- _Exercise requirements_
Among the lines below, which ones contain the word "chevron"? Copy every such line.

- _Dataset excerpts_
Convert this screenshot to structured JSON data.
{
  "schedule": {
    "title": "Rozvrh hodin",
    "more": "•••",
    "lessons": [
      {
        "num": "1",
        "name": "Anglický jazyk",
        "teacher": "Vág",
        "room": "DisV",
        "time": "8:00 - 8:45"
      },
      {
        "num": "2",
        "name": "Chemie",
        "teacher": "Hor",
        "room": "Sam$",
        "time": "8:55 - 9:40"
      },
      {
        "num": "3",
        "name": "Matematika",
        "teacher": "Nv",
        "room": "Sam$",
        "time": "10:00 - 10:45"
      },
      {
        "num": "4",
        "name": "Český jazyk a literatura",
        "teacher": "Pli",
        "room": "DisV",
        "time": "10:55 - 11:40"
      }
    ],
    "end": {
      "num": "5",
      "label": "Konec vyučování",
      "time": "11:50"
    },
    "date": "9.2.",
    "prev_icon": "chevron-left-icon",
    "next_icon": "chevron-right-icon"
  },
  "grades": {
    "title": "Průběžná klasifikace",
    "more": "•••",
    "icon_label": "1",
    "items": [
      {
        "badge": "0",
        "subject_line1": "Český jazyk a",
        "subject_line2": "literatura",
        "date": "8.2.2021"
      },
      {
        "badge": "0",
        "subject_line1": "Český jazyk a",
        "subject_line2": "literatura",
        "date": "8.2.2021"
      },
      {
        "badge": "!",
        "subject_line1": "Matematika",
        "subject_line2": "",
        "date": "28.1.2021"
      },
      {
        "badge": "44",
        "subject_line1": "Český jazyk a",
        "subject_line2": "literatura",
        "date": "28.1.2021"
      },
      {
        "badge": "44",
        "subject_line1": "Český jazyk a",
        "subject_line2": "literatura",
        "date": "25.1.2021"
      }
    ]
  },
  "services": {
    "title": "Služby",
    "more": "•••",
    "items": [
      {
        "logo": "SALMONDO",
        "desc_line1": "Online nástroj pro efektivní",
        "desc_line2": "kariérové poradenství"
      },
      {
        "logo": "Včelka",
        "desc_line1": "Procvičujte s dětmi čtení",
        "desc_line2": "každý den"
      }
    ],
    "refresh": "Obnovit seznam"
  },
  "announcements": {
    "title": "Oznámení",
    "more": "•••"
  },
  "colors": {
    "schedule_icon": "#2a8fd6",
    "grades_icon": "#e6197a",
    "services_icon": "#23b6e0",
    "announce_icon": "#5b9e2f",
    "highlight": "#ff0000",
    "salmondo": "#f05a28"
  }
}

- _Final answer_
    "prev_icon": "chevron-left-icon",
    "next_icon": "chevron-right-icon"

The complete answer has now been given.